…for each attrib/geometry combination.


those uniforms are arbitrary values from 0.0 to 1.0, i’ll try to use attribs instead of uniforms and we’ll see :slight_smile:

i changed that uniform to attrib and now i have exactly the same performance as the CPU + immediate mode, which is a bit better then using uniform. i have also written the ASM version of program and the performance is still the same.

i must speed it up, so i think i should change my data structure or not rendering line strips, but instead just lines and do it somehow in fewer function calls.

any ideas? if some one want to help me, i’ll give you more info.

thank you

150k draw calls is a lot! DrawElements is relatively cheap, but it’s not that cheap! At these numbers the number of draw calls is definitely the bottleneck, that’s why you see no/minimal change from uniforms to attributes. In my opinion there’s no other way to speed it up than reducing the number of draw calls. You will have to use lines instead of line strips, and have to include that attribute with every vertex. Yes, eats up a lot more memory, but trust me, it will fly! Some times you can have your cake and eat it too, well this is not one of those… :wink:

(Disclaimer: I haven’t seen any answers to Won’s questions, so I’m assuming here that everything is fully dynamic. Otherwise his ideas could win.)

i know that number of function calls is the bottleneck :frowning:

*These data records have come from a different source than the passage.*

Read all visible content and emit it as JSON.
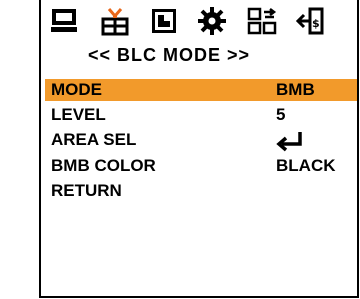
{
  "toolbar": {
    "icons": [
      "monitor-icon",
      "camera-settings-icon",
      "image-adjust-icon",
      "gear-icon",
      "network-transfer-icon",
      "exit-icon"
    ]
  },
  "menu": {
    "title": "<< BLC MODE >>",
    "items": [
      {
        "label": "MODE",
        "value": "BMB",
        "selected": true
      },
      {
        "label": "LEVEL",
        "value": "5"
      },
      {
        "label": "AREA SEL",
        "value": "",
        "value_icon": "enter-arrow-icon"
      },
      {
        "label": "BMB COLOR",
        "value": "BLACK"
      },
      {
        "label": "RETURN",
        "value": ""
      }
    ]
  },
  "colors": {
    "highlight": "#f29a2b",
    "text": "#000000",
    "background": "#ffffff"
  }
}
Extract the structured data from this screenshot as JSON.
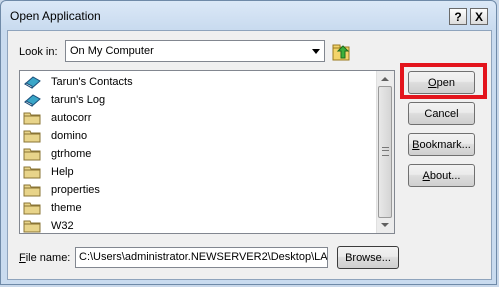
{
  "window": {
    "title": "Open Application",
    "help_label": "?",
    "close_label": "X"
  },
  "lookin": {
    "label": "Look in:",
    "value": "On My Computer"
  },
  "files": [
    {
      "name": "Tarun's Contacts",
      "icon": "address-book-icon"
    },
    {
      "name": "tarun's Log",
      "icon": "address-book-icon"
    },
    {
      "name": "autocorr",
      "icon": "folder-icon"
    },
    {
      "name": "domino",
      "icon": "folder-icon"
    },
    {
      "name": "gtrhome",
      "icon": "folder-icon"
    },
    {
      "name": "Help",
      "icon": "folder-icon"
    },
    {
      "name": "properties",
      "icon": "folder-icon"
    },
    {
      "name": "theme",
      "icon": "folder-icon"
    },
    {
      "name": "W32",
      "icon": "folder-icon"
    }
  ],
  "filename": {
    "label": "File name:",
    "value": "C:\\Users\\administrator.NEWSERVER2\\Desktop\\LA"
  },
  "buttons": {
    "open": "Open",
    "cancel": "Cancel",
    "bookmark": "Bookmark...",
    "about": "About...",
    "browse": "Browse..."
  },
  "colors": {
    "highlight": "#e3141c",
    "folder": "#e8d48a",
    "book": "#3aa6c8"
  }
}
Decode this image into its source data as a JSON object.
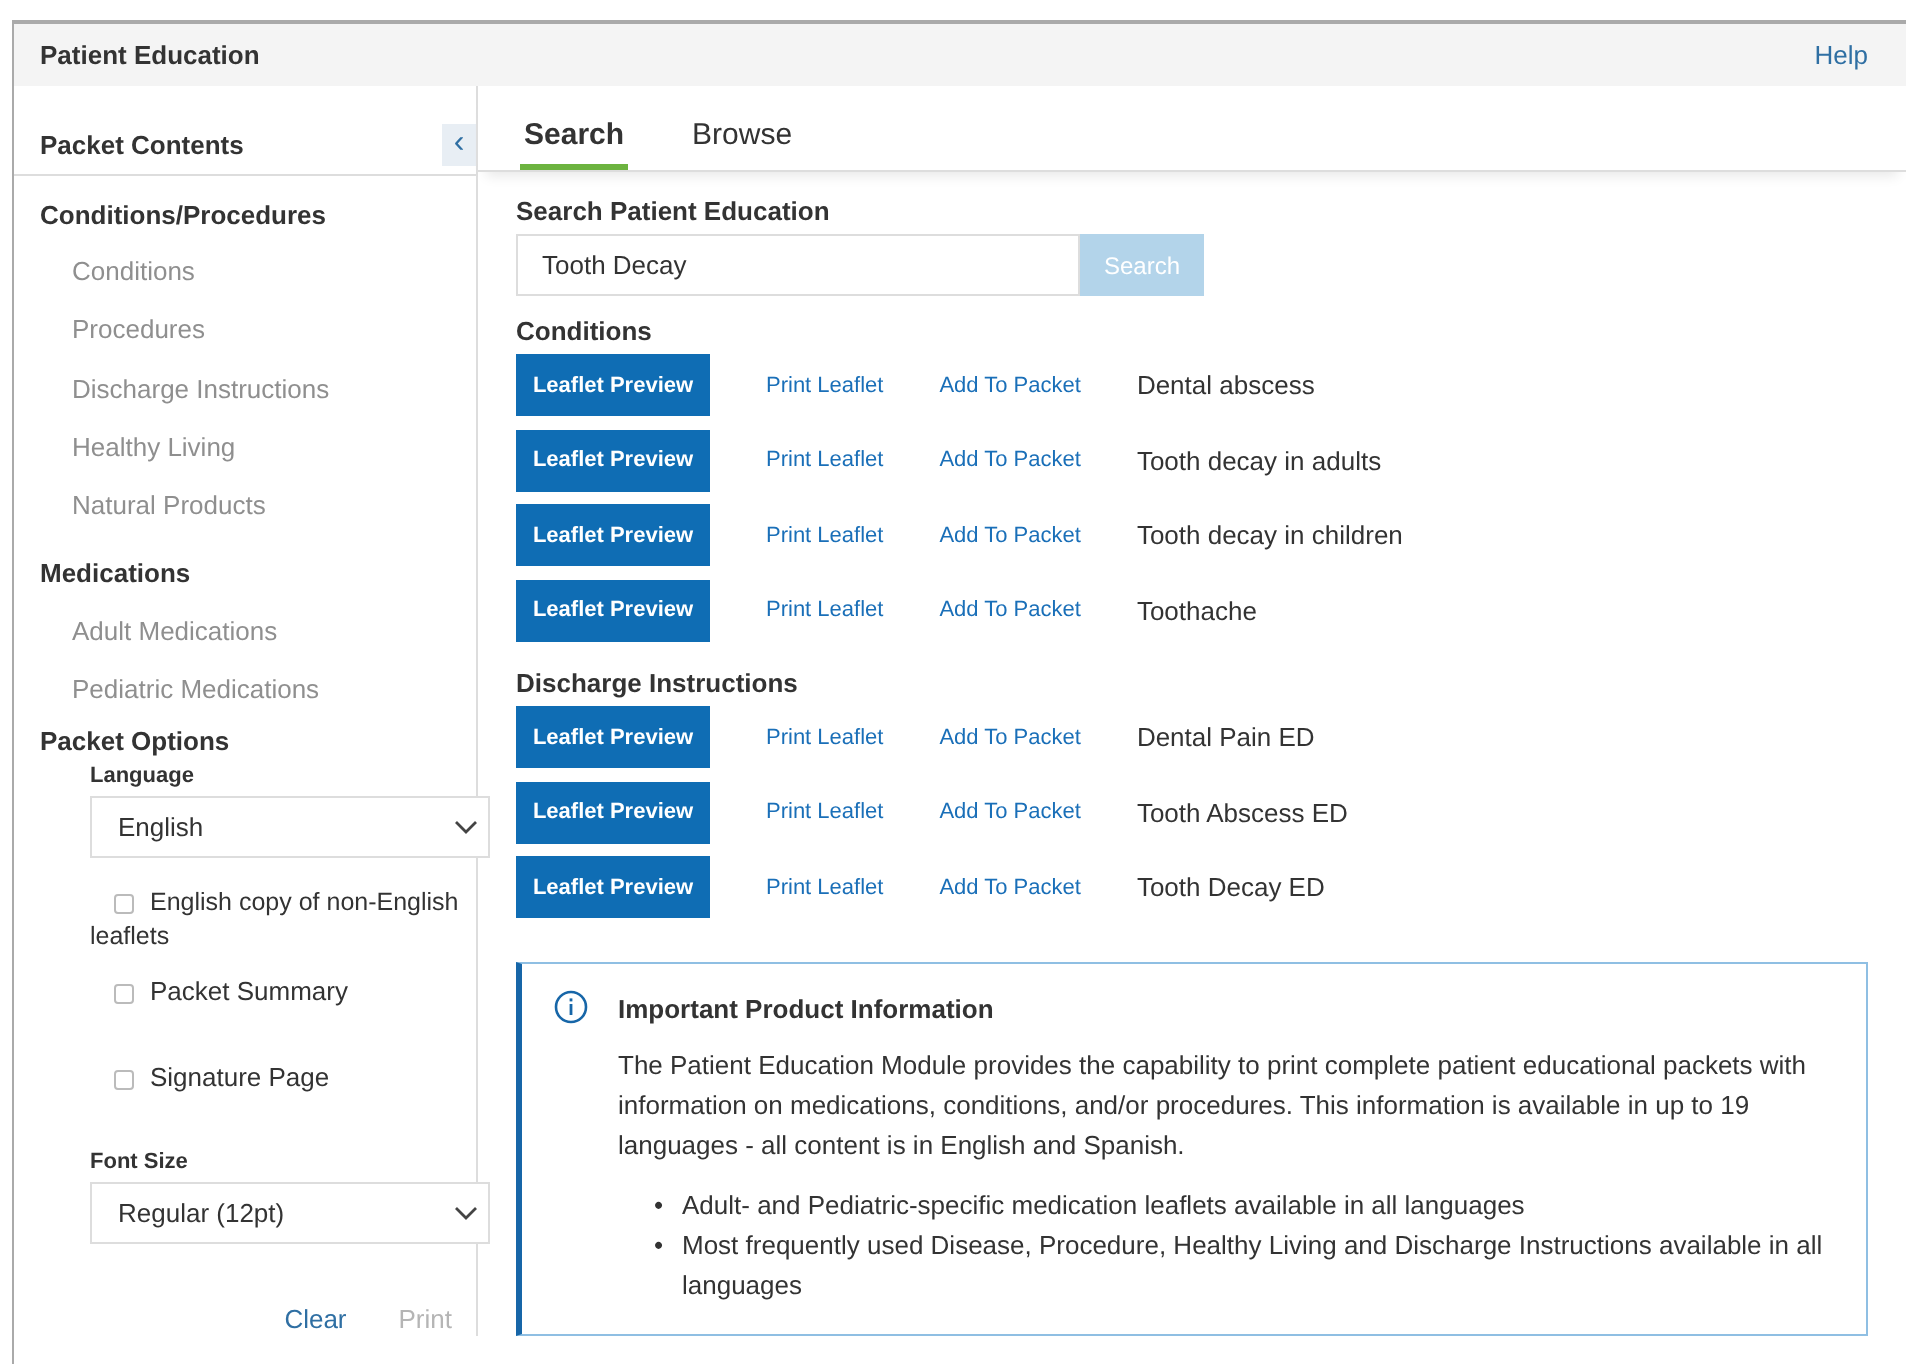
{
  "window": {
    "title": "Patient Education",
    "help": "Help"
  },
  "sidebar": {
    "title": "Packet Contents",
    "collapse_icon": "‹",
    "sections": [
      {
        "heading": "Conditions/Procedures",
        "items": [
          "Conditions",
          "Procedures",
          "Discharge Instructions",
          "Healthy Living",
          "Natural Products"
        ]
      },
      {
        "heading": "Medications",
        "items": [
          "Adult Medications",
          "Pediatric Medications"
        ]
      }
    ],
    "options": {
      "heading": "Packet Options",
      "language": {
        "label": "Language",
        "value": "English"
      },
      "checkboxes": [
        {
          "label": "English copy of non-English leaflets",
          "checked": false
        },
        {
          "label": "Packet Summary",
          "checked": false
        },
        {
          "label": "Signature Page",
          "checked": false
        }
      ],
      "font_size": {
        "label": "Font Size",
        "value": "Regular (12pt)"
      },
      "buttons": [
        {
          "label": "Clear",
          "disabled": false
        },
        {
          "label": "Print",
          "disabled": true
        }
      ]
    }
  },
  "tabs": [
    {
      "label": "Search",
      "selected": true
    },
    {
      "label": "Browse",
      "selected": false
    }
  ],
  "search": {
    "label": "Search Patient Education",
    "value": "Tooth Decay",
    "button": {
      "label": "Search",
      "disabled": true
    }
  },
  "groups": [
    {
      "heading": "Conditions",
      "results": [
        {
          "preview": "Leaflet Preview",
          "print": "Print Leaflet",
          "add": "Add To Packet",
          "name": "Dental abscess"
        },
        {
          "preview": "Leaflet Preview",
          "print": "Print Leaflet",
          "add": "Add To Packet",
          "name": "Tooth decay in adults"
        },
        {
          "preview": "Leaflet Preview",
          "print": "Print Leaflet",
          "add": "Add To Packet",
          "name": "Tooth decay in children"
        },
        {
          "preview": "Leaflet Preview",
          "print": "Print Leaflet",
          "add": "Add To Packet",
          "name": "Toothache"
        }
      ]
    },
    {
      "heading": "Discharge Instructions",
      "results": [
        {
          "preview": "Leaflet Preview",
          "print": "Print Leaflet",
          "add": "Add To Packet",
          "name": "Dental Pain ED"
        },
        {
          "preview": "Leaflet Preview",
          "print": "Print Leaflet",
          "add": "Add To Packet",
          "name": "Tooth Abscess ED"
        },
        {
          "preview": "Leaflet Preview",
          "print": "Print Leaflet",
          "add": "Add To Packet",
          "name": "Tooth Decay ED"
        }
      ]
    }
  ],
  "info": {
    "title": "Important Product Information",
    "paragraph": "The Patient Education Module provides the capability to print complete patient educational packets with information on medications, conditions, and/or procedures. This information is available in up to 19 languages - all content is in English and Spanish.",
    "bullet_marker": "•",
    "bullets": [
      "Adult- and Pediatric-specific medication leaflets available in all languages",
      "Most frequently used Disease, Procedure, Healthy Living and Discharge Instructions available in all languages"
    ]
  }
}
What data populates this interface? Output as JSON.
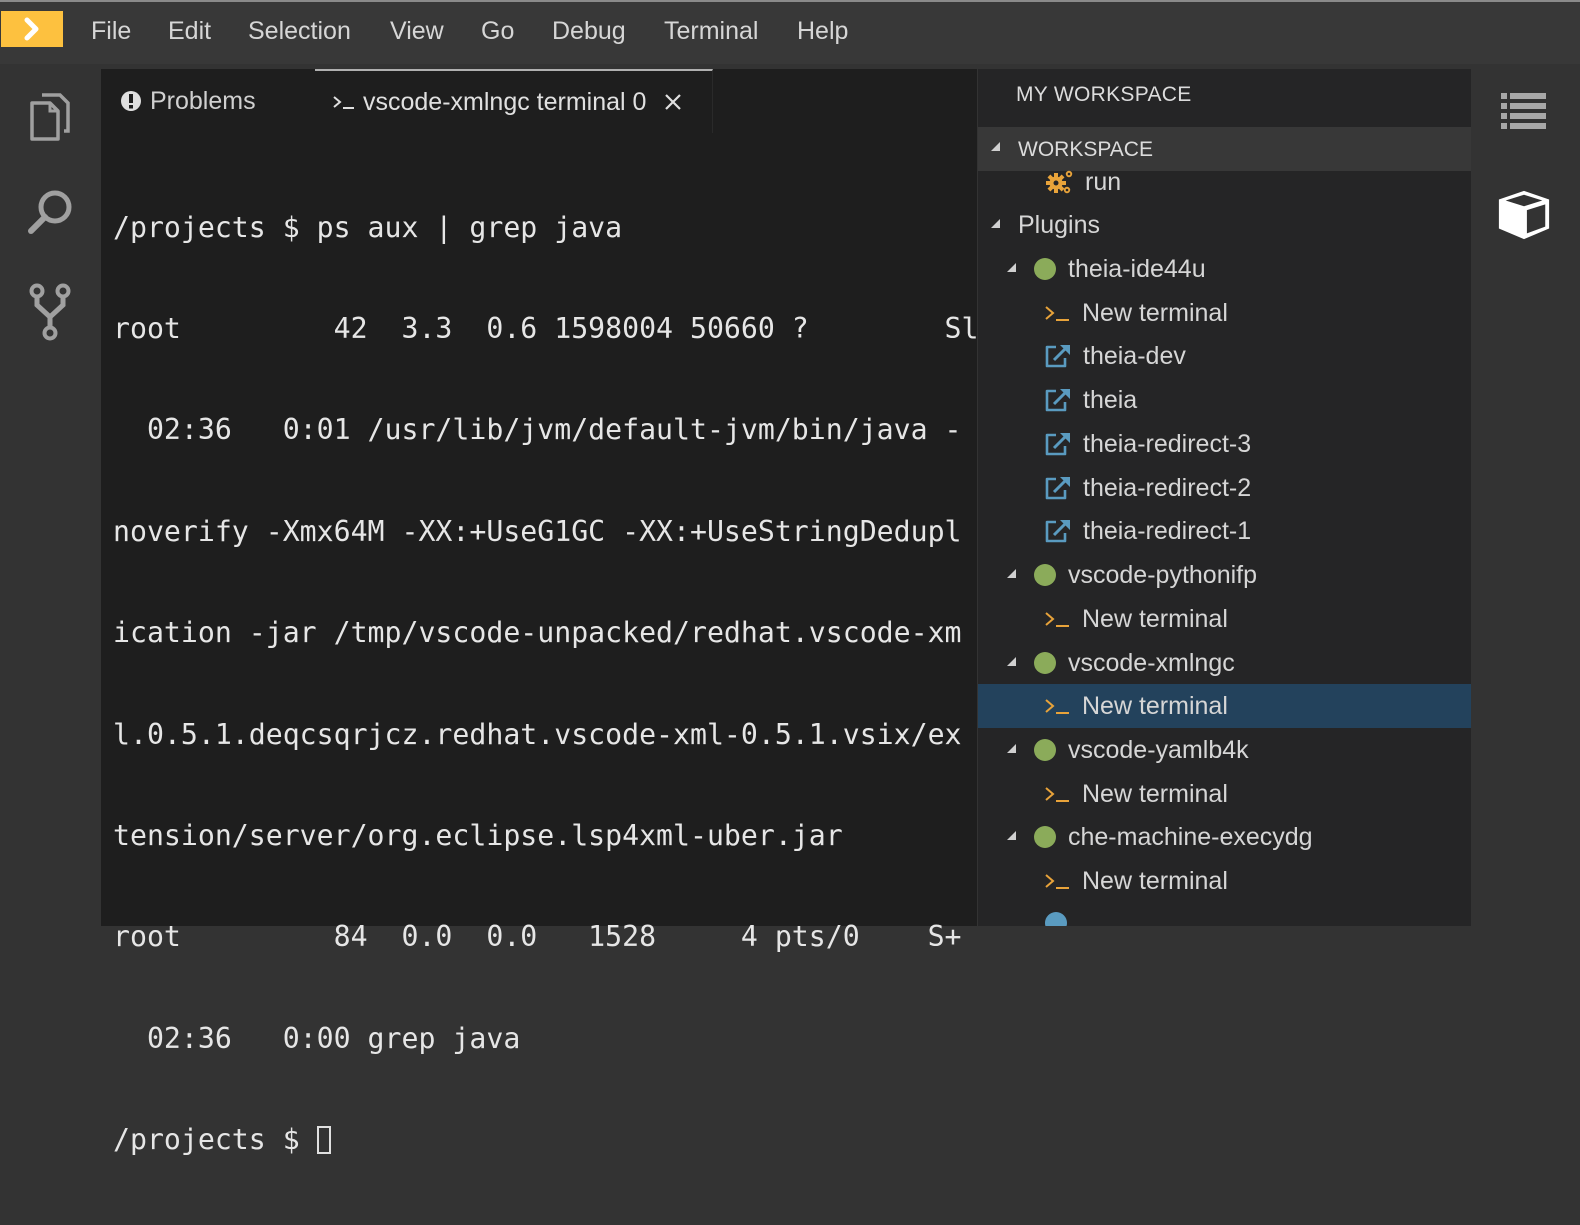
{
  "menubar": {
    "logo_icon": "chevron-right-icon",
    "items": [
      "File",
      "Edit",
      "Selection",
      "View",
      "Go",
      "Debug",
      "Terminal",
      "Help"
    ]
  },
  "activity_bar": {
    "icons": [
      "files-icon",
      "search-icon",
      "source-control-icon"
    ]
  },
  "editor": {
    "tabs": [
      {
        "label": "Problems",
        "icon": "warning-circle-icon",
        "active": false
      },
      {
        "label": "vscode-xmlngc terminal 0",
        "icon": "terminal-icon",
        "active": true,
        "closable": true
      }
    ],
    "terminal": {
      "lines": [
        "/projects $ ps aux | grep java",
        "root         42  3.3  0.6 1598004 50660 ?        Sl",
        "  02:36   0:01 /usr/lib/jvm/default-jvm/bin/java -",
        "noverify -Xmx64M -XX:+UseG1GC -XX:+UseStringDedupl",
        "ication -jar /tmp/vscode-unpacked/redhat.vscode-xm",
        "l.0.5.1.deqcsqrjcz.redhat.vscode-xml-0.5.1.vsix/ex",
        "tension/server/org.eclipse.lsp4xml-uber.jar",
        "root         84  0.0  0.0   1528     4 pts/0    S+",
        "  02:36   0:00 grep java"
      ],
      "prompt": "/projects $ "
    }
  },
  "side_panel": {
    "title": "MY WORKSPACE",
    "section": "WORKSPACE",
    "workspace_items": [
      {
        "label": "run",
        "icon": "gears-icon"
      }
    ],
    "plugins_label": "Plugins",
    "machines": [
      {
        "name": "theia-ide44u",
        "status_color": "#8bab5a",
        "children": [
          {
            "label": "New terminal",
            "icon": "terminal-icon"
          },
          {
            "label": "theia-dev",
            "icon": "external-link-icon"
          },
          {
            "label": "theia",
            "icon": "external-link-icon"
          },
          {
            "label": "theia-redirect-3",
            "icon": "external-link-icon"
          },
          {
            "label": "theia-redirect-2",
            "icon": "external-link-icon"
          },
          {
            "label": "theia-redirect-1",
            "icon": "external-link-icon"
          }
        ]
      },
      {
        "name": "vscode-pythonifp",
        "status_color": "#8bab5a",
        "children": [
          {
            "label": "New terminal",
            "icon": "terminal-icon"
          }
        ]
      },
      {
        "name": "vscode-xmlngc",
        "status_color": "#8bab5a",
        "children": [
          {
            "label": "New terminal",
            "icon": "terminal-icon",
            "selected": true
          }
        ]
      },
      {
        "name": "vscode-yamlb4k",
        "status_color": "#8bab5a",
        "children": [
          {
            "label": "New terminal",
            "icon": "terminal-icon"
          }
        ]
      },
      {
        "name": "che-machine-execydg",
        "status_color": "#8bab5a",
        "children": [
          {
            "label": "New terminal",
            "icon": "terminal-icon"
          }
        ]
      }
    ]
  },
  "right_bar": {
    "icons": [
      "outline-list-icon",
      "workspace-cube-icon"
    ]
  },
  "colors": {
    "accent": "#fdc13f",
    "selection": "#23425c",
    "running": "#8bab5a",
    "terminal_icon": "#e8a33a",
    "link_icon": "#5a9bc0"
  }
}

i have another problem:
i don’t change vertex array pointer and don’t change one vertex attrib array pointer. but in the cycle i change that one uniform and one vertex attrib pointer and every draw call is with the same indices…

those same indices are one of my problems. is there any chance to tell that it should render always with them or i must make one big array of indices (copy the same array many times (every frame!, because indices may change all the time), i tried it, but was very slow).

thank you

those same indices are one of my problems. is there any chance to tell that it should render always with them or i must make one big array of indices (copy the same array many times (every frame!, because indices may change all the time), i tried it, but was very slow).

Doesn’t sound like you’re using VBO’s. You can create vertex arrays and element arrays that stay on the video card. That way you don’t have to transfer the values on every frame. Create a static element array for the indices, and use glMapBufferARB() to change the values when necessary… You can use the same element array (indices) for different vertex arrays.

They have some example code at the bottom.

PS: Even using VBOs, 150k vertex arrays would still be slow… you definitely need to merge the data into less arrays.

i know the VBO, but i don’t need it now. there is still the problem, that it is impossible to tell GL to render multiple elements with the same indices.